Using Sturm Comparison Theorem, we also can get a non-existence result when *f* satisfies a non-resonance condition.

**Theorem 1.4**.

*Let* (

*H*_{3})

*hold. Assume that there exists an integer k* ∈ ℕ

*such that*${\lambda}_{k-1}<\frac{f\left(t,u\right)}{u}<{\lambda}_{k}$

(1.6)

*for any t* ∈ [0, 1], *where λ*_{
k
}*denotes the k* th *eigenvalue of (1.5). Then BVP (1.4) has no nontrivial solution.*

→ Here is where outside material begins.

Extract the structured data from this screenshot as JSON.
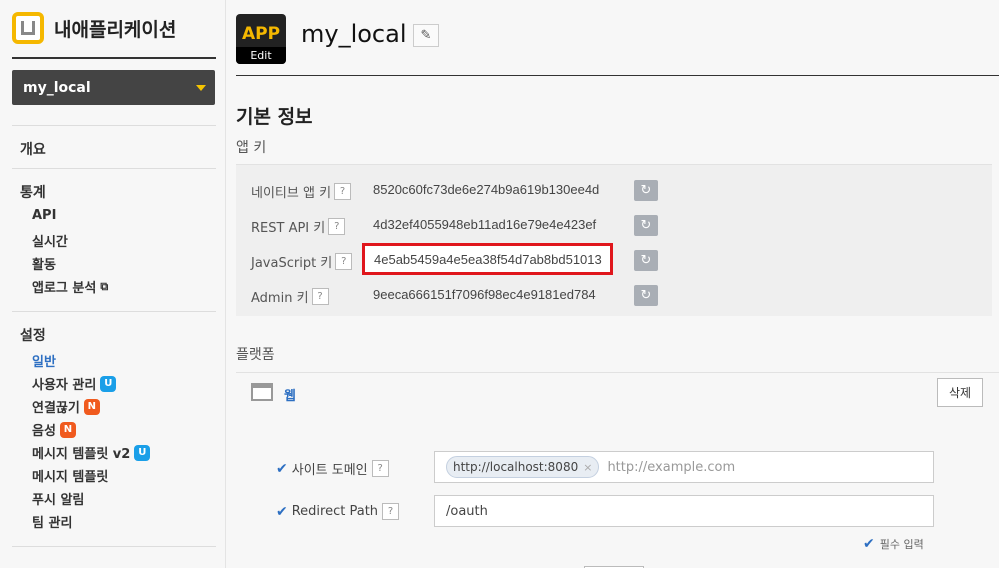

**Remark 1.3**. Similarly to Remark 1.2, we note that the assumptions (i) and (ii) are weaker than the corresponding conditions of Theorem B. In fact, if we let *f*(*t, s*) ≡ *w*(*t*) *f*(*s*), then we can get $\underset{\left|s\right|\to +\infty}{\text{lim}}\frac{f\left(t,s\right)}{s}\equiv w\left(t\right){f}_{\infty}:=a\left(t\right)$ and $\underset{\left|s\right|\to 0}{\text{lim}}\frac{f\left(t,s\right)}{s}\equiv w\left(t\right){f}_{0}:=c\left(t\right)$. By the strict decreasing of *μ*_{
k
}(*f*) with respect to weight function *f* (see [11]), where *μ*_{
k
}(*f*) denotes the *k* th eigenvalue of (1.2) corresponding to weight function *f*, we can show that our condition *c*(*t*) ≤ *λ*_{
k
}< ⋯ < *λ*_{k+j}≤ *a*(*t*) is equivalent to the condition *f*_{0} < *μ*_{
k
}< · · · < *μ*_{k+j}< *f*_{∞}. Similarly, our condition *a*(*t*) ≤ *λ*_{
k
}< · · · < *λ*_{k+j}≤ *c*(*t*) is equivalent to the condition *f*_{∞} < *μ*_{
k
}< ⋯ < *μ*_{k+j}< *f*_{0}. Therefore, Theorem B is the corollary of Theorem 1.3. Similar, we get Theorem C is also the corollary of Theorem 1.4.